It was merely an RBI single by Oakton graduate Kevin Wager in the top half of the first inning that drove in Langley graduate Foster Dunigan during Sunday’s Clark Griffith Baseball League (CGL) game between the Vienna Senators and D.C. Grays at Waters Field, but the hit resonated all the way up in Philadelphia.
That’s because after four years of fostering a healthy Fairfax County based high school baseball rivalry, Dunigan, an infielder who just finished his freshman season at Temple, and Wager, a third baseman from Villanova, ended up on rival teams once again when they joined the college baseball ranks this past spring.
Now the two have come full circle, teammates for this summer, playing wooden bat summer baseball back in the area where each grew up. It has given both a new perspective on what the rivalry and their opposition is all about.

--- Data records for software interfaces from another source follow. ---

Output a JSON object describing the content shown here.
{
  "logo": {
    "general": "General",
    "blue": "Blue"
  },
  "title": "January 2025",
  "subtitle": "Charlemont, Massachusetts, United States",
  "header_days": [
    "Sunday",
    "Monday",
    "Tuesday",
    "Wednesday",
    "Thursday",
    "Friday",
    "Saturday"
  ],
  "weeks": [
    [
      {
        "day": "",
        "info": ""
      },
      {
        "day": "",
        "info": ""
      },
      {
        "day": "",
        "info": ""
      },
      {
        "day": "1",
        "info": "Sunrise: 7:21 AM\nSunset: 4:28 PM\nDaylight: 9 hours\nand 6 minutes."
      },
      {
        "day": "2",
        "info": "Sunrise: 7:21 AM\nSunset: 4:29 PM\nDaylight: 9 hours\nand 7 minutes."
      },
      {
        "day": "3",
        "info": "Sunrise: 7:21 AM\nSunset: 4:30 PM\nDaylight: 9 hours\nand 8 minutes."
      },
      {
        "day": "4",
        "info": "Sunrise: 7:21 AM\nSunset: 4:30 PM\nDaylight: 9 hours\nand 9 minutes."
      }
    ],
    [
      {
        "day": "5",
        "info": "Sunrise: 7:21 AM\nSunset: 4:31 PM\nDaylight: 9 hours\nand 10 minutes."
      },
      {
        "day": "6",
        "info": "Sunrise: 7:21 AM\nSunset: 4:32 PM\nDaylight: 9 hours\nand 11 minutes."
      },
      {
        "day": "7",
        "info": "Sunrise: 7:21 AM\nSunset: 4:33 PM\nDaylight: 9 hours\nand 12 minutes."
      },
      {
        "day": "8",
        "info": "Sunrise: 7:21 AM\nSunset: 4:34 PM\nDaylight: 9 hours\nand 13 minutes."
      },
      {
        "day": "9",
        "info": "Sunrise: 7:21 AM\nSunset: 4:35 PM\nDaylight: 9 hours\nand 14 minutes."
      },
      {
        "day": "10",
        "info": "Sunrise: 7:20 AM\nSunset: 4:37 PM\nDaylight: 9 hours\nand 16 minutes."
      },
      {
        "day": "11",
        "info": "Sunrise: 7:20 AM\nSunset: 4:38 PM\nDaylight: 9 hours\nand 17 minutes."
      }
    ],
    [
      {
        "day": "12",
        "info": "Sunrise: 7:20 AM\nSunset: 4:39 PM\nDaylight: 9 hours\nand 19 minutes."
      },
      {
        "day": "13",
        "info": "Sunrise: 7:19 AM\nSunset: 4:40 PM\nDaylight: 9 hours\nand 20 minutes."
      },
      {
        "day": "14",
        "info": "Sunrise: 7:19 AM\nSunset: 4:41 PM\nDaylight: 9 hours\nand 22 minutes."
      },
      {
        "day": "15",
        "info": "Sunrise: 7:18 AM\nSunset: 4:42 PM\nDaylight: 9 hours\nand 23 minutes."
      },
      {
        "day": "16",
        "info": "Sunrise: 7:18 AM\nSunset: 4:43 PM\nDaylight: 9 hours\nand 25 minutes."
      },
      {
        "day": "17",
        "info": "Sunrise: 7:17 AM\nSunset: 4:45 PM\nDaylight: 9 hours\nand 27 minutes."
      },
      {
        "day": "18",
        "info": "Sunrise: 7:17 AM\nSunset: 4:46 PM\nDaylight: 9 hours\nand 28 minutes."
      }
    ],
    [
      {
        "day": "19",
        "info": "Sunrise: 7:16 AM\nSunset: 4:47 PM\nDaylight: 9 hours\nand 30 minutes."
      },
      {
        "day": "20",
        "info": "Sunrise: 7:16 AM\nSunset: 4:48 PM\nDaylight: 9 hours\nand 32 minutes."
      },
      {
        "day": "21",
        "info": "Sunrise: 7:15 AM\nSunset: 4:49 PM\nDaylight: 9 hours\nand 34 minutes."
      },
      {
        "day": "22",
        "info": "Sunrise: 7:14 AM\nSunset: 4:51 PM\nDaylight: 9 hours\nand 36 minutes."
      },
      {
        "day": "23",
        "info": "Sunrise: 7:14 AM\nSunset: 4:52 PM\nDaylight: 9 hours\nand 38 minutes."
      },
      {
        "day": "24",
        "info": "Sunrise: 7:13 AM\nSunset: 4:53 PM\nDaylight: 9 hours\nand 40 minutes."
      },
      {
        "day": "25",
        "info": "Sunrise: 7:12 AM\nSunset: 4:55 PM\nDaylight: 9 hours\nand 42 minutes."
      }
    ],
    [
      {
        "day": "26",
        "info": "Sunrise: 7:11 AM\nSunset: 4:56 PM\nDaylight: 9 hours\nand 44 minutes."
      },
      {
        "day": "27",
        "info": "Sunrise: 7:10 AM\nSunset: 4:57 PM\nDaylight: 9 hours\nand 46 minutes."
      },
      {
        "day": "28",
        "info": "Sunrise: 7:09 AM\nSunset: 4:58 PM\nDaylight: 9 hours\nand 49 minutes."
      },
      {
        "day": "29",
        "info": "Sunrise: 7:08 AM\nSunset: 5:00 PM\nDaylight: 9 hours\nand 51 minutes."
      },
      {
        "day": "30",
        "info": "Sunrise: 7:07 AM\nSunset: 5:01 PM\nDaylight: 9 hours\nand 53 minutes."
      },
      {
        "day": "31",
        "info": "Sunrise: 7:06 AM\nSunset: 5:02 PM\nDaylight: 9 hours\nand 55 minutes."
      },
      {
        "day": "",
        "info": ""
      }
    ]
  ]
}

“It’s a little weird,” said Wager of being on the same team as Dunigan. This past season, his Villanova squad defeated Dunigan’s Temple team two out of three times. “Yesterday, we were talking about whether his college coach makes a big deal of the Temple-Nova game as much as ours does and he said yes. It’s good to hear they put as much importance on it as we do.”
“It’s nice playing with him because at least I know him, I know how he plays, I know that we can hold up our end of the lineup,” said Dunigan, a Great Falls native and an all-region selection as a high school senior in 2008.
<b>WAGER AND DUNIGAN</b> are just two of 36 players from Fairfax County who have returned to the area this summer to take part in the CGL, one of the nation’s top summer baseball leagues. In Sunday’s game between the Senators and Grays, which Vienna won 11-2, 16 players from the area took part, six of whom are McLean, Oakton, Vienna or Great Falls natives.
Having been around for more than 60 years now, the CGL has turned an annual rite of passage for the top Division-I players from the area to work on their games heading into the upcoming collegiate season, all while testing their mettle against some top notch competition.
Notable alumni include Mark Teixeira of the New York Yankees, Jonathon Papelbon of the Boston Red Sox and Joe Saunders of the Los Angeles Angels.
Still, though, the league’s roots remain locally grown. For instance, the Vienna Senators are managed by Chris Burr, a Madison graduate who played four seasons in the big leagues for the Texas Rangers.
“You come out here everyday and play with the guys you grew up with,” said Oakton grad Alfred Rodriguez, currently a shortstop at Maryland playing for the Vienna Senators this summer. “We played against all these kids in high school and so now it’s sort of fun.”
Rodriguez is splitting time on the field with his former Oakton teammate and current Virginia starter Keith Werman, who just finished up a 6-for-10 hitting performance for the University of Virginia baseball team in the College World Series.
Though he was playing in front of packed stadiums on national television just a few weeks ago, “it’s still the same game” in the CGL, according to Werman, who like everyone else involved, is just trying to get a leg up on the competition heading into his sophomore year of college.
<b>ANOTHER DRAW</b> for area players is getting to sleep in their own bed. Many players in the CGL hail from colleges and towns across the country, and therefore spend the summers with host families. The locals, though, get to go home after a long day of baseball.
Players in the CGL typically have three to four games per week, and are on the diamond or in the weight room for workouts five or six times a week.
“Especially after being away for eight months, it’s nice that I don’t have to travel my first year out of college,” said Dunigan.
For Wager, coming back to the area for summer baseball has been more than he could have hoped for. He played on Waters Field as a youngster in Vienna Babe Ruth leagues, but his parents moved to Richmond following his senior year at Oakton. So playing for the Grays has given him the chance to have a homecoming of sorts with all his high school friends.
And it hasn’t stopped him from giving one of his new ones a hard time. When asked if he had gloated to Dunigan about Villanova’s season-series win over Temple, a wide grin came over his face.
“I probably should, I’ve never thought about that,” he said. “But we’ve got 40 or so games over two months, so there’s time for that.”